So you’ve decided that 2017 is the year to lose weight. All you see in your future are iceberg lettuce and treadmills. The future looks grim, but that’s what it takes to be healthy… right?

Wrong!

Before trying to lose weight and punishing yourself when you don’t, consider your 2017 resolution to be healthier in a different light. We’re asking that you resolve to be more active: 

  • To sit less and move more and to get everyone in your life to do the same.
  • To surprise people in the office boardroom and STAND UP during a meeting.
  • To send your child to school with a BALL (ball bans be gone!).

And to get your older relative walking with you every day after dinner. You’ll channel your inner child and climb a tree, or try a ‘weird’ sport.

Only 1/5 of Canadian adults are active enough. In other words, only 20% of us are getting 150 minutes of moderate- to vigorous-intensity physical activity per week for health benefits. For children and youth, the numbers are even lower. Only 1/10 (9%) of children and youth accumulate the recommended 60 minutes of activity per day.

Meeting physical activity guidelines can reduce the risk of:

  • premature death
  • heart disease
  • stroke
  • hypertension
  • colon cancer
  • breast cancer
  • type 2 diabetes
  • osteoporosis
  • poor fitness
  • unhealthy body composition
  • poor mental health

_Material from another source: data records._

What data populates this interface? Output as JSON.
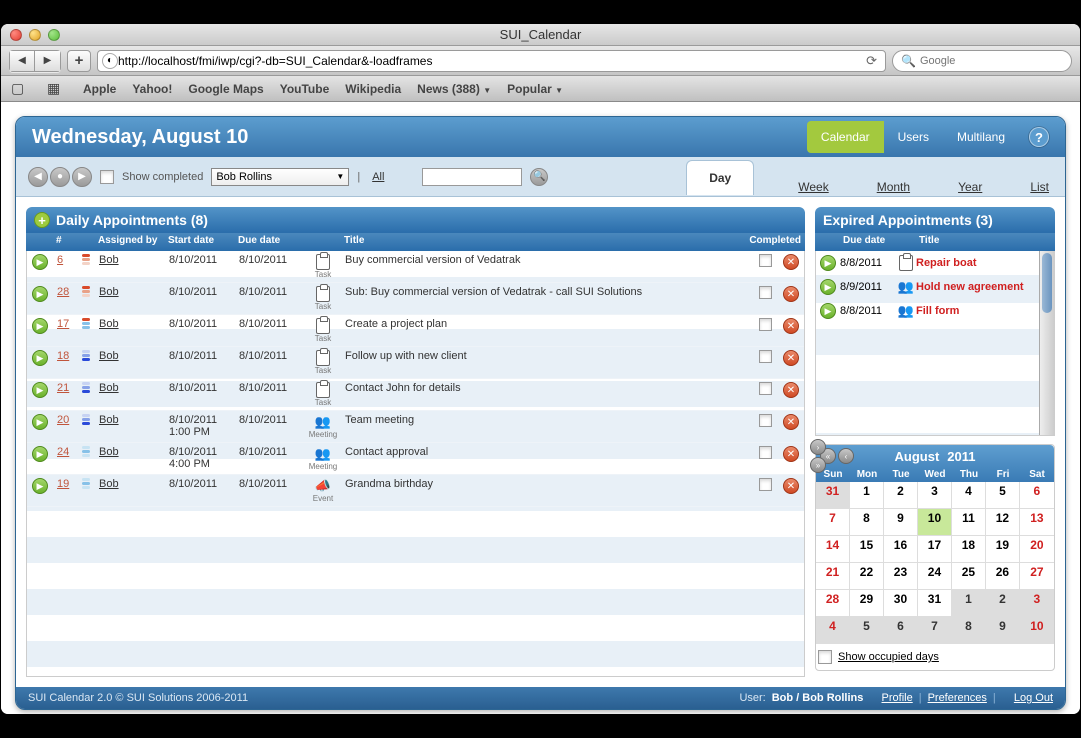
{
  "window": {
    "title": "SUI_Calendar"
  },
  "browser": {
    "url": "http://localhost/fmi/iwp/cgi?-db=SUI_Calendar&-loadframes",
    "search_placeholder": "Google",
    "bookmarks": [
      "Apple",
      "Yahoo!",
      "Google Maps",
      "YouTube",
      "Wikipedia",
      "News (388)",
      "Popular"
    ]
  },
  "header": {
    "date": "Wednesday, August 10",
    "tabs": [
      {
        "label": "Calendar",
        "active": true
      },
      {
        "label": "Users",
        "active": false
      },
      {
        "label": "Multilang",
        "active": false
      }
    ]
  },
  "subbar": {
    "show_completed_label": "Show completed",
    "user_select": "Bob Rollins",
    "all_label": "All",
    "view_tabs": [
      {
        "label": "Day",
        "active": true
      },
      {
        "label": "Week",
        "active": false
      },
      {
        "label": "Month",
        "active": false
      },
      {
        "label": "Year",
        "active": false
      },
      {
        "label": "List",
        "active": false
      }
    ]
  },
  "daily": {
    "title": "Daily Appointments (8)",
    "columns": {
      "num": "#",
      "assigned": "Assigned by",
      "start": "Start date",
      "due": "Due date",
      "title": "Title",
      "completed": "Completed"
    },
    "rows": [
      {
        "num": "6",
        "pri": "red",
        "assigned": "Bob",
        "start": "8/10/2011",
        "startTime": "",
        "due": "8/10/2011",
        "type": "Task",
        "title": "Buy commercial version of Vedatrak"
      },
      {
        "num": "28",
        "pri": "red",
        "assigned": "Bob",
        "start": "8/10/2011",
        "startTime": "",
        "due": "8/10/2011",
        "type": "Task",
        "title": "Sub: Buy commercial version of Vedatrak - call SUI Solutions"
      },
      {
        "num": "17",
        "pri": "mix",
        "assigned": "Bob",
        "start": "8/10/2011",
        "startTime": "",
        "due": "8/10/2011",
        "type": "Task",
        "title": "Create a project plan"
      },
      {
        "num": "18",
        "pri": "blue",
        "assigned": "Bob",
        "start": "8/10/2011",
        "startTime": "",
        "due": "8/10/2011",
        "type": "Task",
        "title": "Follow up with new client"
      },
      {
        "num": "21",
        "pri": "blue",
        "assigned": "Bob",
        "start": "8/10/2011",
        "startTime": "",
        "due": "8/10/2011",
        "type": "Task",
        "title": "Contact John for details"
      },
      {
        "num": "20",
        "pri": "blue",
        "assigned": "Bob",
        "start": "8/10/2011",
        "startTime": "1:00 PM",
        "due": "8/10/2011",
        "type": "Meeting",
        "title": "Team meeting"
      },
      {
        "num": "24",
        "pri": "lblue",
        "assigned": "Bob",
        "start": "8/10/2011",
        "startTime": "4:00 PM",
        "due": "8/10/2011",
        "type": "Meeting",
        "title": "Contact approval"
      },
      {
        "num": "19",
        "pri": "lblue",
        "assigned": "Bob",
        "start": "8/10/2011",
        "startTime": "",
        "due": "8/10/2011",
        "type": "Event",
        "title": "Grandma birthday"
      }
    ]
  },
  "expired": {
    "title": "Expired Appointments (3)",
    "columns": {
      "due": "Due date",
      "title": "Title"
    },
    "rows": [
      {
        "due": "8/8/2011",
        "type": "Task",
        "title": "Repair boat"
      },
      {
        "due": "8/9/2011",
        "type": "Meeting",
        "title": "Hold new agreement"
      },
      {
        "due": "8/8/2011",
        "type": "Meeting",
        "title": "Fill form"
      }
    ]
  },
  "calendar": {
    "month": "August",
    "year": "2011",
    "dow": [
      "Sun",
      "Mon",
      "Tue",
      "Wed",
      "Thu",
      "Fri",
      "Sat"
    ],
    "cells": [
      {
        "d": "31",
        "oth": true,
        "we": "sun"
      },
      {
        "d": "1"
      },
      {
        "d": "2"
      },
      {
        "d": "3"
      },
      {
        "d": "4"
      },
      {
        "d": "5"
      },
      {
        "d": "6",
        "we": "sat"
      },
      {
        "d": "7",
        "we": "sun"
      },
      {
        "d": "8"
      },
      {
        "d": "9"
      },
      {
        "d": "10",
        "today": true
      },
      {
        "d": "11"
      },
      {
        "d": "12"
      },
      {
        "d": "13",
        "we": "sat"
      },
      {
        "d": "14",
        "we": "sun"
      },
      {
        "d": "15"
      },
      {
        "d": "16"
      },
      {
        "d": "17"
      },
      {
        "d": "18"
      },
      {
        "d": "19"
      },
      {
        "d": "20",
        "we": "sat"
      },
      {
        "d": "21",
        "we": "sun"
      },
      {
        "d": "22"
      },
      {
        "d": "23"
      },
      {
        "d": "24"
      },
      {
        "d": "25"
      },
      {
        "d": "26"
      },
      {
        "d": "27",
        "we": "sat"
      },
      {
        "d": "28",
        "we": "sun"
      },
      {
        "d": "29"
      },
      {
        "d": "30"
      },
      {
        "d": "31"
      },
      {
        "d": "1",
        "oth": true
      },
      {
        "d": "2",
        "oth": true
      },
      {
        "d": "3",
        "oth": true,
        "we": "sat"
      },
      {
        "d": "4",
        "oth": true,
        "we": "sun"
      },
      {
        "d": "5",
        "oth": true
      },
      {
        "d": "6",
        "oth": true
      },
      {
        "d": "7",
        "oth": true
      },
      {
        "d": "8",
        "oth": true
      },
      {
        "d": "9",
        "oth": true
      },
      {
        "d": "10",
        "oth": true,
        "we": "sat"
      }
    ],
    "show_occupied_label": "Show occupied days"
  },
  "footer": {
    "copyright": "SUI Calendar 2.0 © SUI Solutions 2006-2011",
    "user_label": "User:",
    "user": "Bob / Bob Rollins",
    "links": [
      "Profile",
      "Preferences",
      "Log Out"
    ]
  }
}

But the best part is you can reap the benefits of being active even if you are overweight or obese. That’s not to say that weight status has nothing to do with physical activity, but to say that those who are overweight or obese but fit are better off than those who are normal weight but unfit. Fit but fat is better than unfit and thin.

Do you feel like you’re starting from zero? Don’t despair. Doing anything is better than doing nothing. Start slow and work your way up. Make SMART goals each day.

Here’s how:

S = Specific AND Simple. Specificity keeps you focused, and simple keeps it easy.

M = Measurable. When you can write it down and check it off, you’re much more likely to do it than if it’s something abstract. “Walk 10 minutes to the grocery store and back” is a lot easier for your brain to process than “Take a long walk.”

= Achievable. Remember, small steps are important. If I’ve never run before, there’s no way I’m going to finish a marathon. If you’re currently inactive, set a goal to go for two walks, 10 minutes each this week. It’s simple, and measurable. It’s also…

R = Realistic. You work, you have kids, family, friends, a long commute, are taking a class, are really into Netflix… We’re all busy, so set a goal that makes sense for your life. Two, 10 minute walks – one at lunch during the week, and one on Saturday. Totally do-able.

= Timely or time-bound. Set a time goal and time it. I have a 5 minute rule – even when the last thing I want to do is exercise, I go for 5 minutes and see if I change my mind. Giving yourself a challenge ‘deadline’ can really help you to stay on track.

The potential benefits of being active also far outweigh the potential risks. So go on and move more! And if need be, just buy some stretchy pants.